(Excerpts from an interface dataset)
=======

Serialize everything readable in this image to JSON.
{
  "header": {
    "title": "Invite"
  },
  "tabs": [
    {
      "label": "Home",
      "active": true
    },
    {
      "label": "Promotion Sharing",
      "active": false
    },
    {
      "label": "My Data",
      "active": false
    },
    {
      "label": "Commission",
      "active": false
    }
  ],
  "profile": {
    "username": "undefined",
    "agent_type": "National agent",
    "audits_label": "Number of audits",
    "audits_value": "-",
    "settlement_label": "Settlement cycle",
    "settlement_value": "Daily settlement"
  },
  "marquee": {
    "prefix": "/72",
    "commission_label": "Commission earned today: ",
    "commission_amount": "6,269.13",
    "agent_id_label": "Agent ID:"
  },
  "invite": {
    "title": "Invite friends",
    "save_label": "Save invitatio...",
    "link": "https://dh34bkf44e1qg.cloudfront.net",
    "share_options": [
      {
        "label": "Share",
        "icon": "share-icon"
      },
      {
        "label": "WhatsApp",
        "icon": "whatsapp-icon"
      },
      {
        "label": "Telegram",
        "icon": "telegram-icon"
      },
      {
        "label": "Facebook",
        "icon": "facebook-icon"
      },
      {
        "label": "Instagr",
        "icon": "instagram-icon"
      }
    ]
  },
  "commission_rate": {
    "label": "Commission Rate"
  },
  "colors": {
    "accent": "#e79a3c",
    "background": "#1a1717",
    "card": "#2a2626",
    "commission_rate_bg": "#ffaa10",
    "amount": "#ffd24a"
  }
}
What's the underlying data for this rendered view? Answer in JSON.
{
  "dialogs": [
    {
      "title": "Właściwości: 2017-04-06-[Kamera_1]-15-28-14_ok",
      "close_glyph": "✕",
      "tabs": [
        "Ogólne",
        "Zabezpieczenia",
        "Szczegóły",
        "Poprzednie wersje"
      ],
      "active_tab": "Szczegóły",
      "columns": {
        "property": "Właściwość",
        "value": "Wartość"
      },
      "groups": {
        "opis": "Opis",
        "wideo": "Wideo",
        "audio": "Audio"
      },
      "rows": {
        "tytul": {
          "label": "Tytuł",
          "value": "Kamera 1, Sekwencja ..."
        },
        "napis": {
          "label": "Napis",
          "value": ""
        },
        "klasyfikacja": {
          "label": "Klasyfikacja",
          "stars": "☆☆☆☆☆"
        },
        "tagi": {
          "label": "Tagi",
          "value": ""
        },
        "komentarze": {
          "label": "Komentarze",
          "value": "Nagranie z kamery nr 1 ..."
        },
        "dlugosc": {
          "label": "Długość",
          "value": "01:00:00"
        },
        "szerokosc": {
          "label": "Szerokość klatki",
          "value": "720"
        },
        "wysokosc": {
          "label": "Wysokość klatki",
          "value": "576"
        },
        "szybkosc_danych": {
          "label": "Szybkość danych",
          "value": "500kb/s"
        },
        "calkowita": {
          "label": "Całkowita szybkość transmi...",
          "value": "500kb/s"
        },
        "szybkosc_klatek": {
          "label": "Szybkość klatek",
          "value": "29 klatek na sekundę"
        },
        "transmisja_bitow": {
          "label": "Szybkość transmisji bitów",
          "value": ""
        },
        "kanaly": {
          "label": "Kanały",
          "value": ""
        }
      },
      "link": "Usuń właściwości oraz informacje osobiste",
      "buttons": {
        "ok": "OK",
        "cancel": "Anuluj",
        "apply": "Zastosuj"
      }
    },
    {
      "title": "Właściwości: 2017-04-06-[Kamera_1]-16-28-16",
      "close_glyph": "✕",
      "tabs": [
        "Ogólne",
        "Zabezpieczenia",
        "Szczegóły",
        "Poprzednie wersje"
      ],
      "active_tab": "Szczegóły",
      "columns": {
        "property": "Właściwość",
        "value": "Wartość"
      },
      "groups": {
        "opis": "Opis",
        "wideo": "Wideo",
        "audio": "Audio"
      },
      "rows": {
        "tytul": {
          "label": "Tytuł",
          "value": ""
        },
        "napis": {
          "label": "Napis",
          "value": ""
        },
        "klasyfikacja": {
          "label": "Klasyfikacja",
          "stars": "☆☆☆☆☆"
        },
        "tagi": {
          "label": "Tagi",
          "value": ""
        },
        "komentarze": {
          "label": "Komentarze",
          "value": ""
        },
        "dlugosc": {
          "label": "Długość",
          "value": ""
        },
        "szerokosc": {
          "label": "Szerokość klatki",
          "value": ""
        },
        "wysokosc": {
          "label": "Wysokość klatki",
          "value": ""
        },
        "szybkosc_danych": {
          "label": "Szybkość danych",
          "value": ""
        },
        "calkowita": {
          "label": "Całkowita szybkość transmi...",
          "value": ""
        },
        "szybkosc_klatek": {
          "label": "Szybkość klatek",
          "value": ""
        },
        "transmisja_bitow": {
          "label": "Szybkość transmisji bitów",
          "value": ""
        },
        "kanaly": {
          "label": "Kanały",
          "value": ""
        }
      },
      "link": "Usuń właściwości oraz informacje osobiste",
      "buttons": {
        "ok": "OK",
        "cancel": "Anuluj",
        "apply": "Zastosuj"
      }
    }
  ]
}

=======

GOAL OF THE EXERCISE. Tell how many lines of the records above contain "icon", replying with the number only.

TASK OUTPUT. 5